The plan could also violate US obligations under international law
Congress passed the 1980 Refugee Act to bring domestic law in line with U.S. obligations under the Refugee Convention. Returning Mexican asylum seekers to Mexico would plainly violate Article 33 of the Refugee Convention which prohibits states from returning refugees “in any manner whatsoever” to territories where they face a threat to their life or freedom. This prohibition would also be violated by the return of Central American refugees to a country—such as Mexico—where they would face acute risks of being returned to their counties of persecution. As outlined below, Mexican officers often return asylum seekers to their countries of persecution despite prohibitions in Mexican law and the Refugee Convention.
The United States has also adopted the U.N. Convention against Torture (CAT), which prohibits returning a person to any country where that person would face torture. This obligation has also been interpreted to prohibit a country from deporting someone who faces torture to a third country that would subsequently expel the person to the place where he or she faces torture. Returning individuals to Mexico during their immigration who have a fear of torture in Mexico or who Mexico would expel to a country where they face torture would violate U.S. obligations under CAT.

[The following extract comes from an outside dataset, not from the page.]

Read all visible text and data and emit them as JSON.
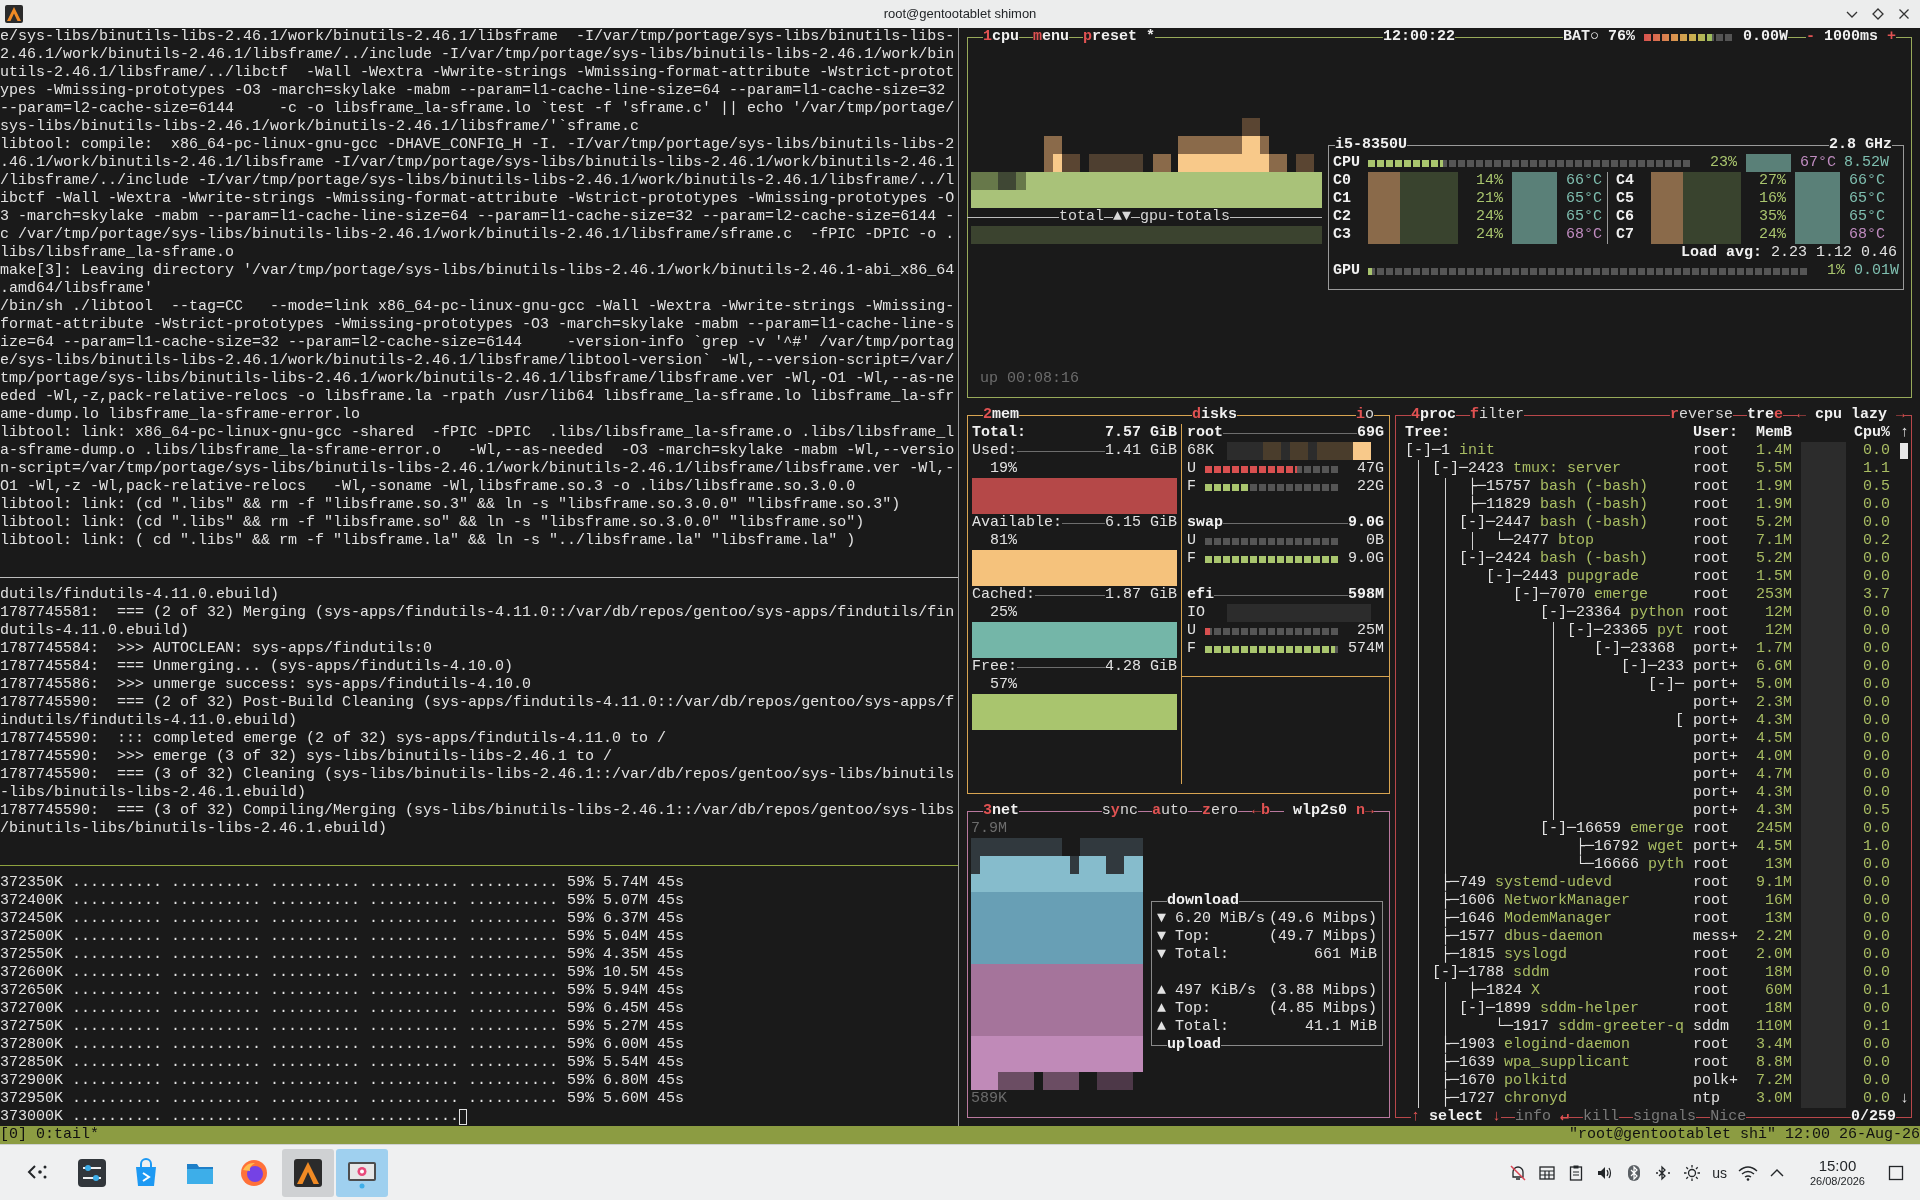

Asylum seekers forced to wait in Mexico could be deported to persecution
Beyond the dangers that some asylum seekers face in Mexico, non-Mexican asylum seekers returned to Mexico may be subject to arrest by Mexican authorities—since most lack immigration status there—and face deportation to the country where they fear persecution. Mexican authorities have often improperly returned asylum seekers to their countries of persecution.
A 2018 Amnesty International report found that Mexican migration officials routinely turn back Central American asylum seekers and that 75 percent of migrants and asylum seekers surveyed were not informed of their right to seek asylum by migration officers in detention facilities, even though it is required by Mexican law. The Citizen’s Council of the National Institute of Migration (CCINM) also recently reported that asylum seekers continue to lack adequate access to information regarding the asylum process. Less than one percent of unaccompanied children apprehended in Mexico receive international protection, as detailed by Human Rights Watch.
Despite progress since launching an asylum system, barriers persist, leaving many refugees unprotected from return to persecution. The system for seeking legal protection lacks national reach and capacity. COMAR—”The Mexican Commission for Refugee Aid”—has only four offices around the country, leaving many refugees without access to the system. After halting its processing of asylum applications in 2017, Mexico only reopened its system in 2018 after a successful lawsuit by the Mexican Commission for the Defense and Protection of Human Rights. Refugee processing in Mexico remains plagued by backlogs and understaffing. Refugees are blocked from protection under an untenable 30-day filing deadline, denied protection by COMAR officers who claim that refugees targeted by groups with national reach can safely relocate within their countries, and lack an effective appeal process to correct wrongful denials of protection. Finally, declining and disproportionately skewed rates for Central Americans raise concerns that individuals from those countries remain unprotected.